Ignoring Long-Term Costs

In the midst of dividing assets during a divorce, it's easy to get caught up in the current market value of things. But, a wise move is to look beyond the surface and consider the long-term costs associated with each asset. Here's why factoring in future expenses is crucial:

  • Hidden upkeep. A seemingly attractive house might come with hefty property taxes, homeowners association fees, and ongoing maintenance costs. Similarly, a classic car might be a collector's dream, but keeping it running can be a financial burden.
  • Liquidity matters. Not all assets are created equal when it comes to turning them into cash. While receiving a vacation cabin might seem nice, selling it quickly to access funds could be difficult. Cash or easily sold investments offer more flexibility.
  • Considering future needs. If one spouse plans to retire soon, they might prioritize assets that generate income, like rental properties. On the other hand, someone starting a business might need assets that are easy to convert to cash for investment.

Failing to Consider Tax Implications

Property division can have tax consequences. You should consult with a financial advisor to understand how the settlement might affect your tax burden. For instance, selling a marital asset could trigger capital gains taxes. Proactive planning can minimize these financial hits.

Going it Alone

Emotions often cloud judgment during a divorce. Don't try to navigate property division alone. A qualified attorney experienced with property division cases can protect your rights, ensure a fair settlement, and guide you through the complexities of the process.

We Are Here to Help

At Matthew Penick Law, our attorneys can help you protect your assets.

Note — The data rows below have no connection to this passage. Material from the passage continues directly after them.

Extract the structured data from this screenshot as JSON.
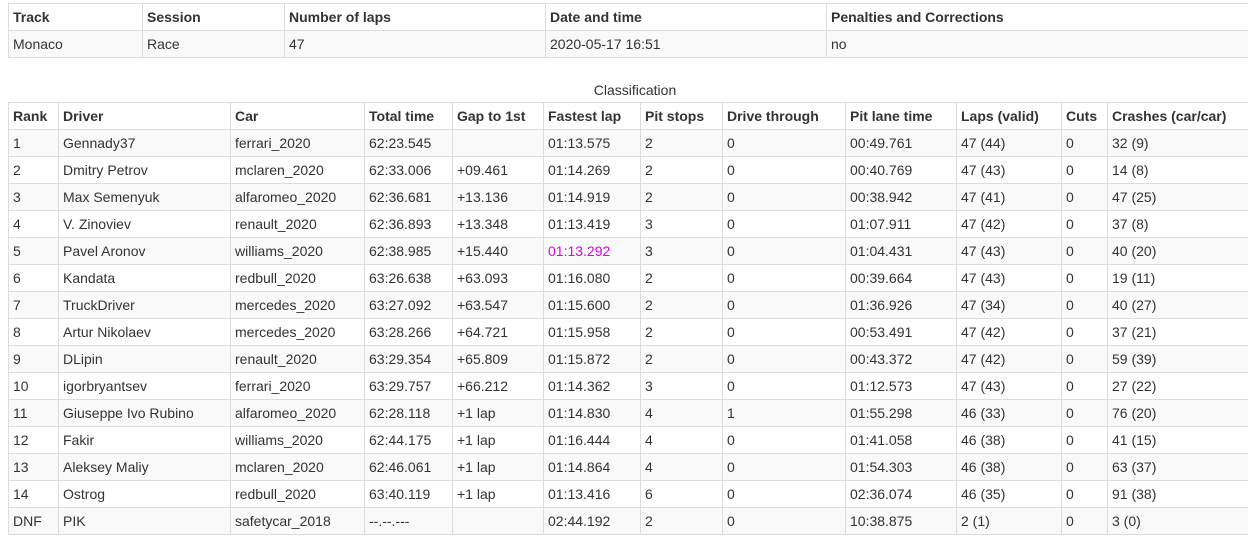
{
  "info": {
    "headers": [
      "Track",
      "Session",
      "Number of laps",
      "Date and time",
      "Penalties and Corrections"
    ],
    "values": [
      "Monaco",
      "Race",
      "47",
      "2020-05-17 16:51",
      "no"
    ]
  },
  "classification": {
    "title": "Classification",
    "headers": [
      "Rank",
      "Driver",
      "Car",
      "Total time",
      "Gap to 1st",
      "Fastest lap",
      "Pit stops",
      "Drive through",
      "Pit lane time",
      "Laps (valid)",
      "Cuts",
      "Crashes (car/car)"
    ],
    "best_lap_color": "#e000e0",
    "rows": [
      [
        "1",
        "Gennady37",
        "ferrari_2020",
        "62:23.545",
        "",
        "01:13.575",
        "2",
        "0",
        "00:49.761",
        "47 (44)",
        "0",
        "32 (9)"
      ],
      [
        "2",
        "Dmitry Petrov",
        "mclaren_2020",
        "62:33.006",
        "+09.461",
        "01:14.269",
        "2",
        "0",
        "00:40.769",
        "47 (43)",
        "0",
        "14 (8)"
      ],
      [
        "3",
        "Max Semenyuk",
        "alfaromeo_2020",
        "62:36.681",
        "+13.136",
        "01:14.919",
        "2",
        "0",
        "00:38.942",
        "47 (41)",
        "0",
        "47 (25)"
      ],
      [
        "4",
        "V. Zinoviev",
        "renault_2020",
        "62:36.893",
        "+13.348",
        "01:13.419",
        "3",
        "0",
        "01:07.911",
        "47 (42)",
        "0",
        "37 (8)"
      ],
      [
        "5",
        "Pavel Aronov",
        "williams_2020",
        "62:38.985",
        "+15.440",
        "01:13.292",
        "3",
        "0",
        "01:04.431",
        "47 (43)",
        "0",
        "40 (20)"
      ],
      [
        "6",
        "Kandata",
        "redbull_2020",
        "63:26.638",
        "+63.093",
        "01:16.080",
        "2",
        "0",
        "00:39.664",
        "47 (43)",
        "0",
        "19 (11)"
      ],
      [
        "7",
        "TruckDriver",
        "mercedes_2020",
        "63:27.092",
        "+63.547",
        "01:15.600",
        "2",
        "0",
        "01:36.926",
        "47 (34)",
        "0",
        "40 (27)"
      ],
      [
        "8",
        "Artur Nikolaev",
        "mercedes_2020",
        "63:28.266",
        "+64.721",
        "01:15.958",
        "2",
        "0",
        "00:53.491",
        "47 (42)",
        "0",
        "37 (21)"
      ],
      [
        "9",
        "DLipin",
        "renault_2020",
        "63:29.354",
        "+65.809",
        "01:15.872",
        "2",
        "0",
        "00:43.372",
        "47 (42)",
        "0",
        "59 (39)"
      ],
      [
        "10",
        "igorbryantsev",
        "ferrari_2020",
        "63:29.757",
        "+66.212",
        "01:14.362",
        "3",
        "0",
        "01:12.573",
        "47 (43)",
        "0",
        "27 (22)"
      ],
      [
        "11",
        "Giuseppe Ivo Rubino",
        "alfaromeo_2020",
        "62:28.118",
        "+1 lap",
        "01:14.830",
        "4",
        "1",
        "01:55.298",
        "46 (33)",
        "0",
        "76 (20)"
      ],
      [
        "12",
        "Fakir",
        "williams_2020",
        "62:44.175",
        "+1 lap",
        "01:16.444",
        "4",
        "0",
        "01:41.058",
        "46 (38)",
        "0",
        "41 (15)"
      ],
      [
        "13",
        "Aleksey Maliy",
        "mclaren_2020",
        "62:46.061",
        "+1 lap",
        "01:14.864",
        "4",
        "0",
        "01:54.303",
        "46 (38)",
        "0",
        "63 (37)"
      ],
      [
        "14",
        "Ostrog",
        "redbull_2020",
        "63:40.119",
        "+1 lap",
        "01:13.416",
        "6",
        "0",
        "02:36.074",
        "46 (35)",
        "0",
        "91 (38)"
      ],
      [
        "DNF",
        "PIK",
        "safetycar_2018",
        "--.--.---",
        "",
        "02:44.192",
        "2",
        "0",
        "10:38.875",
        "2 (1)",
        "0",
        "3 (0)"
      ]
    ],
    "best_lap_row": 4
  }
}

Backed by over a decade of experience, you can trust our attorneys to help you work to achieve a favorable outcome.

Learn more about how our firm can help you. Call (410) 618-0863.